“What are you, my shrink?” He laughs, the pitch high. “You are, huh? The government gave me this hand. You’re like ... a failsafe psychiatrist. To hell with you.”

His muscles work to fire the gun again, again, again. When that fails, he tries to drop the gun. My fingers maintain their hold. I won’t let the gun transition to his bone-and-flesh hand.

“I’m here to help you, Roberto.”

“Help. Help with what, more appointments? More medication?”

“You’re not alone in this fight. There’s a full team—”

“What do I care about a full team? Tamara’s not here. She is the only team I ever needed.” Another sob chokes out. The refrigerator hums just a meter away.

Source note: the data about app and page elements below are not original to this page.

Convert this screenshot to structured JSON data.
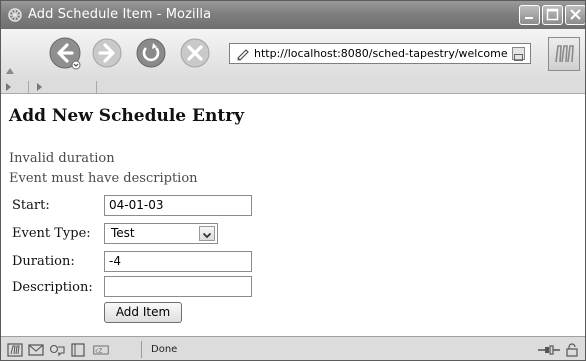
{
  "window": {
    "title": "Add Schedule Item - Mozilla"
  },
  "toolbar": {
    "url": "http://localhost:8080/sched-tapestry/welcome"
  },
  "page": {
    "title": "Add New Schedule Entry",
    "errors": [
      "Invalid duration",
      "Event must have description"
    ]
  },
  "form": {
    "start_label": "Start:",
    "start_value": "04-01-03",
    "event_type_label": "Event Type:",
    "event_type_value": "Test",
    "duration_label": "Duration:",
    "duration_value": "-4",
    "description_label": "Description:",
    "description_value": "",
    "submit_label": "Add Item"
  },
  "status": {
    "text": "Done"
  },
  "icons": {
    "app": "mozilla-app-icon",
    "back": "back-icon",
    "forward": "forward-icon",
    "reload": "reload-icon",
    "stop": "stop-icon",
    "throbber": "mozilla-logo-icon"
  }
}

“It wasn’t safe for her to be here.”

“I know, I know.” He rocks back and forth. Roberto’s alcoholism in recent months has produced an unhealthy home environment, especially with a baby on the way. Her parents were providing her with a refuge out of state. “That’s why I need to do this. I can’t take care of her. I can’t be a good dad. I’m ... a monster with a talking hand. Will the rest of me start talking, too? Are my feet going to join the conversation?”

“No, your feet won’t speak.” Studies have shown that voice projections from feet tend to further disturb patients who are already highly unstable. Talking hands have pleasanter associations with childhood play and puppetry.

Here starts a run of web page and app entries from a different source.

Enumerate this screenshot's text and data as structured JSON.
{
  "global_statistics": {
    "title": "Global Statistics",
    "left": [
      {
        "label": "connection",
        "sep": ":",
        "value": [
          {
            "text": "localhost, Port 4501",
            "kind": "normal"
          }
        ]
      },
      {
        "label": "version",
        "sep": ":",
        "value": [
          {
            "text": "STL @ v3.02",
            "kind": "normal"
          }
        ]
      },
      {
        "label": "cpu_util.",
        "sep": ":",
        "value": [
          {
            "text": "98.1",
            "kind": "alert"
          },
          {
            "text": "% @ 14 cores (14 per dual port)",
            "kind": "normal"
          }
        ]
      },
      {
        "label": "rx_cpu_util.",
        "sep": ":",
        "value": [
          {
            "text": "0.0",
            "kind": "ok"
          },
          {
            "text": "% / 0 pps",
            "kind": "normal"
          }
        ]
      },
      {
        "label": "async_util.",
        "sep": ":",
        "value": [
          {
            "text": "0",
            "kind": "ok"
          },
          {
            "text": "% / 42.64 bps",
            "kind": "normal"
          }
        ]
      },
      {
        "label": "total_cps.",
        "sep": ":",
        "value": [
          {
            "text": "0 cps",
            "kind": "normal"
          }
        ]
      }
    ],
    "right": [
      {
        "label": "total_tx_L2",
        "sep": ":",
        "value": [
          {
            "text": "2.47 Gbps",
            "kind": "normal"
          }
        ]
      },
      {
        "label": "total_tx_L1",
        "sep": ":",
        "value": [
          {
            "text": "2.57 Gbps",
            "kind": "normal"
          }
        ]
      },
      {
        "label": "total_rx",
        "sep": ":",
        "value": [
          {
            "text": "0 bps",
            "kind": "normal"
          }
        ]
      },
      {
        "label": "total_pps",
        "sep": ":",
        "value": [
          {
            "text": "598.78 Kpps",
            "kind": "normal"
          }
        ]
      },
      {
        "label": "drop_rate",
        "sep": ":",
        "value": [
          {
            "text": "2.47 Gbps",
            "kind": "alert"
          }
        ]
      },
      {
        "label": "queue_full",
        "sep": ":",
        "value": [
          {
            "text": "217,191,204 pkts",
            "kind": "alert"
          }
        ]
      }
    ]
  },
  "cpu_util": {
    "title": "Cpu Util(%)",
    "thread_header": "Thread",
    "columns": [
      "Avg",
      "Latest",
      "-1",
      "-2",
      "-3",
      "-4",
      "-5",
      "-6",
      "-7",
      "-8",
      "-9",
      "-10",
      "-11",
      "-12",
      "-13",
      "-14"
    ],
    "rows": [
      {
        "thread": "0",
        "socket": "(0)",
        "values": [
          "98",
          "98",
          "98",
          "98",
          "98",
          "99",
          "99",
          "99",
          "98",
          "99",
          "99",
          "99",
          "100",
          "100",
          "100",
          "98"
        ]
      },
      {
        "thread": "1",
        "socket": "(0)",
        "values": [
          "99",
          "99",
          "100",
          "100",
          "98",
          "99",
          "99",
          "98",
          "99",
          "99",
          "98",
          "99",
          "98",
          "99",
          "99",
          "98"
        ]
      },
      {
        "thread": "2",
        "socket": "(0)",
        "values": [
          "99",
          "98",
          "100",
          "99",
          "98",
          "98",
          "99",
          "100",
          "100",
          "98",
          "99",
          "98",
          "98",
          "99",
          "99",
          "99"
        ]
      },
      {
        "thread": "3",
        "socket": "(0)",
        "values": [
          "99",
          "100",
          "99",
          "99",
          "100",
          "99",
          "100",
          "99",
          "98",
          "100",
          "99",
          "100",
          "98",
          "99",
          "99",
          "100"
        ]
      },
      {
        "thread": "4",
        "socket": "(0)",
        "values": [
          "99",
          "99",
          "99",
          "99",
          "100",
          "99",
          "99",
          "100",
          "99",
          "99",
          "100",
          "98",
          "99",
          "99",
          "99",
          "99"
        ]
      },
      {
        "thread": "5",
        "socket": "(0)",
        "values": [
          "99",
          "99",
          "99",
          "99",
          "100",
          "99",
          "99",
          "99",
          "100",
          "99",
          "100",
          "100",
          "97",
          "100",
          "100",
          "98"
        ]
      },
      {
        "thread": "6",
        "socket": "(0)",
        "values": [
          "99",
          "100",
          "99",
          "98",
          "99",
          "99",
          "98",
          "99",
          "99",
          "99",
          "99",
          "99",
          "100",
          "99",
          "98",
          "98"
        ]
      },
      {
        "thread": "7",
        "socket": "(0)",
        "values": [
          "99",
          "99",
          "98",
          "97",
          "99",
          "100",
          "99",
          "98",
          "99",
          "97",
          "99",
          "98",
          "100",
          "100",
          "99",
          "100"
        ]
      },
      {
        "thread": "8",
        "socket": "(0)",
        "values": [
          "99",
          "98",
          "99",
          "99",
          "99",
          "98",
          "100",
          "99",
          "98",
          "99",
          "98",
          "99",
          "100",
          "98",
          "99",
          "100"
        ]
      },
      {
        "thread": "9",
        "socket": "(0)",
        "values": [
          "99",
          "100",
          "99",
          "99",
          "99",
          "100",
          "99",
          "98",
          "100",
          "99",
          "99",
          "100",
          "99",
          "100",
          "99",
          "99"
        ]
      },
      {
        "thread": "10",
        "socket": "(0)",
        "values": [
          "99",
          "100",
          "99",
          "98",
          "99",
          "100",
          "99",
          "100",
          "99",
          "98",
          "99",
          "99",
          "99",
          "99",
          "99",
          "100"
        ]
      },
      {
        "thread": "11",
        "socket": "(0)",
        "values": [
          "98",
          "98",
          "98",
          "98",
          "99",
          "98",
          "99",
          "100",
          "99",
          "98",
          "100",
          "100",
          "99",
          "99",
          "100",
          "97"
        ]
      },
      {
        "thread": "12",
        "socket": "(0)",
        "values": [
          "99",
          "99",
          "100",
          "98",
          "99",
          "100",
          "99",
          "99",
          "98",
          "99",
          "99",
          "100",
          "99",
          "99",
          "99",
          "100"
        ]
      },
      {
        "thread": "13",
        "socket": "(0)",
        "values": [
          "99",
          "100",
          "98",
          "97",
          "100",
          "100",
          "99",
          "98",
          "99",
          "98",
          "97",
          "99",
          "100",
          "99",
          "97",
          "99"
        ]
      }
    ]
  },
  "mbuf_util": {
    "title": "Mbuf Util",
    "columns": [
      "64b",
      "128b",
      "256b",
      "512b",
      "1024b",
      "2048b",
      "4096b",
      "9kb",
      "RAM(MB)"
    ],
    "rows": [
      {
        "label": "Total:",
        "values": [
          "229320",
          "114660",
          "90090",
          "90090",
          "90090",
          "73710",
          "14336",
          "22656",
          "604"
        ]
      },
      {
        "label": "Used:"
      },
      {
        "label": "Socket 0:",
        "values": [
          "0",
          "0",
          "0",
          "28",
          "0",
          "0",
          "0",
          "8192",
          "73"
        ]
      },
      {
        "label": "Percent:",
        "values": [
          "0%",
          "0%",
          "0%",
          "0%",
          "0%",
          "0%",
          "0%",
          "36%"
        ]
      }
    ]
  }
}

The gun dangles in my grip; his right hand presses against his face. His sobs stop, but his breaths are still ragged. A minute passes and triggers one of my internal alarms; I must keep him engaged. He speaks again as I queue more questions.

“Clarence should have made it back. He had a wife and three kids. He should be the one to come home. Not me.”

Roberto has repeatedly refused to speak about the IED blast that claimed his legs and arm, or his feelings on the death of his comrade Daran Clarence.

“Why him?” I ask.

“Why?” He stares at me, his hand. “Because he was a good man. He wouldn’t have come home and lost job after job, or willingly waved good-bye to his family and known they were better off without him.”

This is a critical juncture; my therapeutic response will make all the difference.

“How can you be more like Clarence?” I gently ask.

There is a long pause. As his adrenaline spikes, I know I have committed a major error. “Be more like him? I could be dead!”

Roberto lunges toward the kitchen counter. His recalcitrant lower legs weigh him down. He spits profanity. Using his right hand, he pulls himself up to swipe at the counter. A block of knives tips over. Blades skitter across the counter and to the floor. He drops to the linoleum and grasps a cleaver.

“Roberto, no!”

“Shut up!” he roars.

He doesn’t bring the blade to his throat—he aims for his wrist, where my prostheses connects to his flesh. His legs kick, forcing him to buckle and twist, but he is relentless. The first blow nicks the base of my thumb. The second strikes true. Internal alarms ring as my connection to my host is severed.

Heavy thumps shudder through the nearby entry door, then it bursts wide open. It has taken approximately three minutes and ten seconds for police and medical services to arrive; I summoned them in my first moments of consciousness.

“Drop the knife!” an officer yells.

Roberto does so. He cries and clutches at the stump of his arm. There is no blood, as he sliced through my base circuitry. Minutes later, he is sedated and loaded onto a gurney and taken away.

I relinquish the gun to an officer and continue to stream data from the scene. The team from the hospital arrives in fifteen minutes. They set my severed self in a specialized box.

“The tech still needs some work,” says one clinician.

“No. That three minute delay saved Roberto’s life. That’s the whole point. Good job, AI.”

Her right hand claps mine in a high five. END

Beth Cato is the author of the Clockwork Dagger series from Harper Voyager, which includes her Nebula-nominated novella, “Wings of Sorrow and Bone.” Her newest novel is “Breath of Earth.” She’s a member of SFWA and Codex Writers.


gawne 3/16


ron sanders